→ Work order: Identify all lines of the data containing the string "type" and copy them.
### Records supplied
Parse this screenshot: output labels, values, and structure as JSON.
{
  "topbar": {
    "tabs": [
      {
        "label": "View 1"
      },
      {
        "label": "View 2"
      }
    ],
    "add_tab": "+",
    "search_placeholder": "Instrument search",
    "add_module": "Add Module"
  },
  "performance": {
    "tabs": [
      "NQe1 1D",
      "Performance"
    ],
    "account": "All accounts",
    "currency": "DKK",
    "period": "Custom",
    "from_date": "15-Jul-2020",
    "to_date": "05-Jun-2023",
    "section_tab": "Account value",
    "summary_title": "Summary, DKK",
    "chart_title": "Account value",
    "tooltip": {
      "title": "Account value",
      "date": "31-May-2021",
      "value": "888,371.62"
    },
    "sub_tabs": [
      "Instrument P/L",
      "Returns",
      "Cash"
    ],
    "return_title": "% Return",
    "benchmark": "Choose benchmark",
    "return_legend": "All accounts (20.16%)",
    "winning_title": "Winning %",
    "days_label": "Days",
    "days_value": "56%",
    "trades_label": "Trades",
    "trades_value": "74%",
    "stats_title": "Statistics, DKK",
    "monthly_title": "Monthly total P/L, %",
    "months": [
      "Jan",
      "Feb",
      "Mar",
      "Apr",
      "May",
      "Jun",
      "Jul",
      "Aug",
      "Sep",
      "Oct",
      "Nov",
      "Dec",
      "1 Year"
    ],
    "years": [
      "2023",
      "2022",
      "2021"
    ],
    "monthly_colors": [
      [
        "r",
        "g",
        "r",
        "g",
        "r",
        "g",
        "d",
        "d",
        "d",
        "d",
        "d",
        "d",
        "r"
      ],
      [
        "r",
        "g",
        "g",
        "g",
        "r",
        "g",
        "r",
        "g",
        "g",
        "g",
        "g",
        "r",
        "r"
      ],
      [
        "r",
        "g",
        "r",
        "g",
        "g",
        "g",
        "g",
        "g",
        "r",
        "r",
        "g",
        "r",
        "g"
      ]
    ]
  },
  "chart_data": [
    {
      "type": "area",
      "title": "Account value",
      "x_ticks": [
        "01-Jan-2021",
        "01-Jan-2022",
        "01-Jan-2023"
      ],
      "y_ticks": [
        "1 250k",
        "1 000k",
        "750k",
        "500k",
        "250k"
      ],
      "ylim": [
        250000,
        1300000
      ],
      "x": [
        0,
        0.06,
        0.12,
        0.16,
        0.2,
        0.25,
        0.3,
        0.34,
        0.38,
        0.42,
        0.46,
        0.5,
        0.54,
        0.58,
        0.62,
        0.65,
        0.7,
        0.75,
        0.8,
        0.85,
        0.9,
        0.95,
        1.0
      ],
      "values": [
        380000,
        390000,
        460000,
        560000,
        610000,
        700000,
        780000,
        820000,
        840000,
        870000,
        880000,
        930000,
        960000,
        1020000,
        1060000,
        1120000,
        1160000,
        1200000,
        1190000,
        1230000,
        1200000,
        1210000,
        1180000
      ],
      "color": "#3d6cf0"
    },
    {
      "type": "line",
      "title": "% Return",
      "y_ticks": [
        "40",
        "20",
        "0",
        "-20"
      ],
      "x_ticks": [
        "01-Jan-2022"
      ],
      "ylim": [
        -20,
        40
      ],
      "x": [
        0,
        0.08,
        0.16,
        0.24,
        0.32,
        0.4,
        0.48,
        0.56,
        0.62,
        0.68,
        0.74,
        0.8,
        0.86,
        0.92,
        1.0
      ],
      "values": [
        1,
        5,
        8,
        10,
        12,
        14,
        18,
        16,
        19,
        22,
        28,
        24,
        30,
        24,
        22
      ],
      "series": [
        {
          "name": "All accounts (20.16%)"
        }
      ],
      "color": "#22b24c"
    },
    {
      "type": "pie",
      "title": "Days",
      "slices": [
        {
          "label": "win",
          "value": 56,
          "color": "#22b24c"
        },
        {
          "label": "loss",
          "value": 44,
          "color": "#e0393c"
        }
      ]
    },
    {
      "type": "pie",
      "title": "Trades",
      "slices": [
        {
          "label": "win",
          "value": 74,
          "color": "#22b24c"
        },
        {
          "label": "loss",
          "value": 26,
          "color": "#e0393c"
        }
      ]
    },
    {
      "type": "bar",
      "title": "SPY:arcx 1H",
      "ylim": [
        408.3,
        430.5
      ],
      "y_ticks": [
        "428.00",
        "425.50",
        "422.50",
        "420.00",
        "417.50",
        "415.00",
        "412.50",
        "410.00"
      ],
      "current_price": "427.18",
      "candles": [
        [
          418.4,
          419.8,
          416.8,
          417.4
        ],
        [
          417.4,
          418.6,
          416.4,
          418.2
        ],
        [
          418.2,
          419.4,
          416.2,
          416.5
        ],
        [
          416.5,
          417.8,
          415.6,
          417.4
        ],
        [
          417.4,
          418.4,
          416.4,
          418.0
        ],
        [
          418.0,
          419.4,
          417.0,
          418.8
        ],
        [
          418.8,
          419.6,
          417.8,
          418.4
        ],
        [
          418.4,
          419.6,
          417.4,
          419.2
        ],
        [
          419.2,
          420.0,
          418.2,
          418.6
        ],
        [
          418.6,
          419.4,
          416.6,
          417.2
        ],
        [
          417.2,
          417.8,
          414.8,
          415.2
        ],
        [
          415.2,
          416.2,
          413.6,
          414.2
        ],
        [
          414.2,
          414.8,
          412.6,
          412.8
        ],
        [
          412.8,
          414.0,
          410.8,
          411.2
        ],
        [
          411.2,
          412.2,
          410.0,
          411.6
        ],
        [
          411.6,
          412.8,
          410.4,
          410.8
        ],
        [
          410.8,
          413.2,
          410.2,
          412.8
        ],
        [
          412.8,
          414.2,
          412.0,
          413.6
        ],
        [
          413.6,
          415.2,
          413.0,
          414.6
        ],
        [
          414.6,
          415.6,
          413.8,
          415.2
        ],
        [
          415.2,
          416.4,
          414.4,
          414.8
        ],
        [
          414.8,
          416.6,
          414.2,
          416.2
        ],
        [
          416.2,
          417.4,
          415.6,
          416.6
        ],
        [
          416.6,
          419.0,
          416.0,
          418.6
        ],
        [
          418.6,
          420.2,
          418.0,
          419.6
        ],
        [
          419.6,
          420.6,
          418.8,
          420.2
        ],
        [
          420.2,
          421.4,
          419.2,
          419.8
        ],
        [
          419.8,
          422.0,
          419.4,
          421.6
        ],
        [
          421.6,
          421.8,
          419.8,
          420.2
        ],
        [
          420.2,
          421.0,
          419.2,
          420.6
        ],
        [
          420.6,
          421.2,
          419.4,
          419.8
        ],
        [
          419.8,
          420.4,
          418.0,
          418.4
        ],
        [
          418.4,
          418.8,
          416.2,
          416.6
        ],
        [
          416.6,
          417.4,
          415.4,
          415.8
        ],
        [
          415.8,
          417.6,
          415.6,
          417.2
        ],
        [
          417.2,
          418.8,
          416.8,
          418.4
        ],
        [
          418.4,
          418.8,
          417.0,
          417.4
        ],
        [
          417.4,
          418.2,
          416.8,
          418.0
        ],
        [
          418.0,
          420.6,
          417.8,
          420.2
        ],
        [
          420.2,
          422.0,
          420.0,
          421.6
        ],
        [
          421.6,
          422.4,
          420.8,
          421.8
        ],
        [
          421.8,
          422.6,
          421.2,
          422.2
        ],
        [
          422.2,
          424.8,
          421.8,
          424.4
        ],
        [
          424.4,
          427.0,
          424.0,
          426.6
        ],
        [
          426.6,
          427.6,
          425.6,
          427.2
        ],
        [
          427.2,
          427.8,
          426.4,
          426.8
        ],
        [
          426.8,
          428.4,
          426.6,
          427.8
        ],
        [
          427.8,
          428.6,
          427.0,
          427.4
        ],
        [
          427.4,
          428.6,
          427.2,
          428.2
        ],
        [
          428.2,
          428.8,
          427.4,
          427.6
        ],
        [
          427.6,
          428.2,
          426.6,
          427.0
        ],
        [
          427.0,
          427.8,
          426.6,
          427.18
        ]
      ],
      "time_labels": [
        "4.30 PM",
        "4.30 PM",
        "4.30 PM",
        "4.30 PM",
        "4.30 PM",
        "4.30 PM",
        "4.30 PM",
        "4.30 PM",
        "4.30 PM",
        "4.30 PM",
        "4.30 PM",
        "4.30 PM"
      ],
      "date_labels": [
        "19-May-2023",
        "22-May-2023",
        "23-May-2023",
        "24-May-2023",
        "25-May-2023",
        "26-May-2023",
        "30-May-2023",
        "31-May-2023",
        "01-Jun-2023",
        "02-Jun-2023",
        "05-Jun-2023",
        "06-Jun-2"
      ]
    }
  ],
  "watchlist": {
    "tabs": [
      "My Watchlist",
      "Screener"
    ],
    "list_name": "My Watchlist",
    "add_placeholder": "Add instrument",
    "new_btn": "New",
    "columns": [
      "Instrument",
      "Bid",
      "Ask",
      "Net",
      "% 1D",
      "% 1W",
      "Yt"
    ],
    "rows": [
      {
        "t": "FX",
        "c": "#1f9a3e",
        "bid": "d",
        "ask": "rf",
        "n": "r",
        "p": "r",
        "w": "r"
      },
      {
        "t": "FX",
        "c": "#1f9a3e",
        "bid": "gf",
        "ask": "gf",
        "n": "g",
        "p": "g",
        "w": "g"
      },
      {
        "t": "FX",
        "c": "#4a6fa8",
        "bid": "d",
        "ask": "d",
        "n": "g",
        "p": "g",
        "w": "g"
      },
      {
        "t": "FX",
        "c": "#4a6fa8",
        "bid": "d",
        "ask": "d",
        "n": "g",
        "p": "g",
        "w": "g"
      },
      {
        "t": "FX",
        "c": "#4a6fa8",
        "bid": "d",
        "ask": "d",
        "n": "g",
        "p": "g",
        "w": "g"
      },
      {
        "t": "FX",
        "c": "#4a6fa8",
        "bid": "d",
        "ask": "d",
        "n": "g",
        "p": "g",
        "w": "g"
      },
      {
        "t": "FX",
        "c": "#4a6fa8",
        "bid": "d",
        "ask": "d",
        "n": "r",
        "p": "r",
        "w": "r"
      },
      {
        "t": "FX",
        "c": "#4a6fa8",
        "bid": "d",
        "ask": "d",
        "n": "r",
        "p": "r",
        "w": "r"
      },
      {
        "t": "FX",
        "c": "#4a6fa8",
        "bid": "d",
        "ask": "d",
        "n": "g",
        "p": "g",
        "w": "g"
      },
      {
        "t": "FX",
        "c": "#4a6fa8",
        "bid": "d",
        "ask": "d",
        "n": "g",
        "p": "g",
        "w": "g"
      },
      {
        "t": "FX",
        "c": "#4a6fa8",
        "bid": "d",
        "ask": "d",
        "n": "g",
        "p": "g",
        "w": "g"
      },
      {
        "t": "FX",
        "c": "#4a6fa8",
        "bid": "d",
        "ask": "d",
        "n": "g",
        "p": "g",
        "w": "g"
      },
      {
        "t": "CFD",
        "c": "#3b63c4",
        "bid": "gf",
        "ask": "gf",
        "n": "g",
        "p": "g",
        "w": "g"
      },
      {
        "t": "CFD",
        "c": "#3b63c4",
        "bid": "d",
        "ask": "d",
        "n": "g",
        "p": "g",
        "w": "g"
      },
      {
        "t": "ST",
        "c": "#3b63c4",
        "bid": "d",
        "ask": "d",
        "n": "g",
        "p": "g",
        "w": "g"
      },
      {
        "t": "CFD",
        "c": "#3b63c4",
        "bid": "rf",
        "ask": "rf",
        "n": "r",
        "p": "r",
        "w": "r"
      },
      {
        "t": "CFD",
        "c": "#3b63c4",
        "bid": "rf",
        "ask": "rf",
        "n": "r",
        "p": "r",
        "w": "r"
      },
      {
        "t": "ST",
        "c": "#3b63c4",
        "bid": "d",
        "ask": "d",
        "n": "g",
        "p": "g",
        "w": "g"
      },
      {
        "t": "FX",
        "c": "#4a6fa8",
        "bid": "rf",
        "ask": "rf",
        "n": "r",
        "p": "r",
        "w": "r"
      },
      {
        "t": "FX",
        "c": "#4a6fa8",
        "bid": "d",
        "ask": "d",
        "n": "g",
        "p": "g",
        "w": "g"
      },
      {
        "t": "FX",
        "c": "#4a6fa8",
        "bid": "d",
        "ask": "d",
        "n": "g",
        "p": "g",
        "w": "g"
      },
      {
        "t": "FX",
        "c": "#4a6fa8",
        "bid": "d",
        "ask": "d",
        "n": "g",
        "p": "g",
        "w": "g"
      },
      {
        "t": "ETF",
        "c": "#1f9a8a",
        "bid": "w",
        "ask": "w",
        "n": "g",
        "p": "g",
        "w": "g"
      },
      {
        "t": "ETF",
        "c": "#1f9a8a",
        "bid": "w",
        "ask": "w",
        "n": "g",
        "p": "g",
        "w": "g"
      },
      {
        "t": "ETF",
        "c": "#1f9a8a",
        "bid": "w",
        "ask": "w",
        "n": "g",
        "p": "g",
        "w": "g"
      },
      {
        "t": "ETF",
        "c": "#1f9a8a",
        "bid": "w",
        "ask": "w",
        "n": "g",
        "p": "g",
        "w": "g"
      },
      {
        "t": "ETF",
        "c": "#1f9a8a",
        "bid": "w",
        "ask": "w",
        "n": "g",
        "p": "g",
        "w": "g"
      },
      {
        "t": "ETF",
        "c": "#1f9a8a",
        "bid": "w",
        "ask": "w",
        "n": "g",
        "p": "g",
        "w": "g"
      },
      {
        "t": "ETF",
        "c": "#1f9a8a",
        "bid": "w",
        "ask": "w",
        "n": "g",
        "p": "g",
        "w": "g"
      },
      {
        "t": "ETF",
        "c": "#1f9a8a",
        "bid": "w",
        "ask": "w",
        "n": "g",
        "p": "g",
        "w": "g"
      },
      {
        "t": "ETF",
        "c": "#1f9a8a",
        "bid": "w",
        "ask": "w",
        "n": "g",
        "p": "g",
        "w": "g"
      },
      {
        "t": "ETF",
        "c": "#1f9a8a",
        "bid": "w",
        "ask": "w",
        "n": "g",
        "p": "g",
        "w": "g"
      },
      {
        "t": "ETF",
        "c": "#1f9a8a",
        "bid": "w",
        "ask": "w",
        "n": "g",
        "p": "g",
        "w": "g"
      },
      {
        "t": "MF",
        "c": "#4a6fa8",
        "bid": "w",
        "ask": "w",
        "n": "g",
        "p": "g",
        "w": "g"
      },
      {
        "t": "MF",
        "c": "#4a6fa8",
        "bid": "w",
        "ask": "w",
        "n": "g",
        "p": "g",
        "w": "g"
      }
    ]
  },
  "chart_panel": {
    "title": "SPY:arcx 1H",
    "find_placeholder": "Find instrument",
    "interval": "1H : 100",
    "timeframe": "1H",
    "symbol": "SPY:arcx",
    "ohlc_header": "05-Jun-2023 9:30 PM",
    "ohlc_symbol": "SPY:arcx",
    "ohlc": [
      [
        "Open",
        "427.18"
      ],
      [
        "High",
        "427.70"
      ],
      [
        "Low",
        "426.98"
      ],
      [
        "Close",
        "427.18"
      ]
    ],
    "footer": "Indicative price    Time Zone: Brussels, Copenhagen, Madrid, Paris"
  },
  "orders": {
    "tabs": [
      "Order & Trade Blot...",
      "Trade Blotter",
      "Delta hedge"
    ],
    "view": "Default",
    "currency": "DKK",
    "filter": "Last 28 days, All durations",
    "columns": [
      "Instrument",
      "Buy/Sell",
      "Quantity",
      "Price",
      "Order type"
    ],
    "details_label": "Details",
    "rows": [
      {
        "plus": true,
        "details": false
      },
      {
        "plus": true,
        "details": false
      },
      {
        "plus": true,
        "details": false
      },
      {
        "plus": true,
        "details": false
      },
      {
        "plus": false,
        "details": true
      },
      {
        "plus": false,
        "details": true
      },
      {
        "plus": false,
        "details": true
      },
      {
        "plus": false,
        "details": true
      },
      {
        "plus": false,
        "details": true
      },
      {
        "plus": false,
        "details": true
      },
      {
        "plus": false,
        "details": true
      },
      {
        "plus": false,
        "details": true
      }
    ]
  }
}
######
→ Solution:
      "type": "area",
      "type": "line",
      "type": "pie",
      "type": "pie",
      "type": "bar",
      "Order type"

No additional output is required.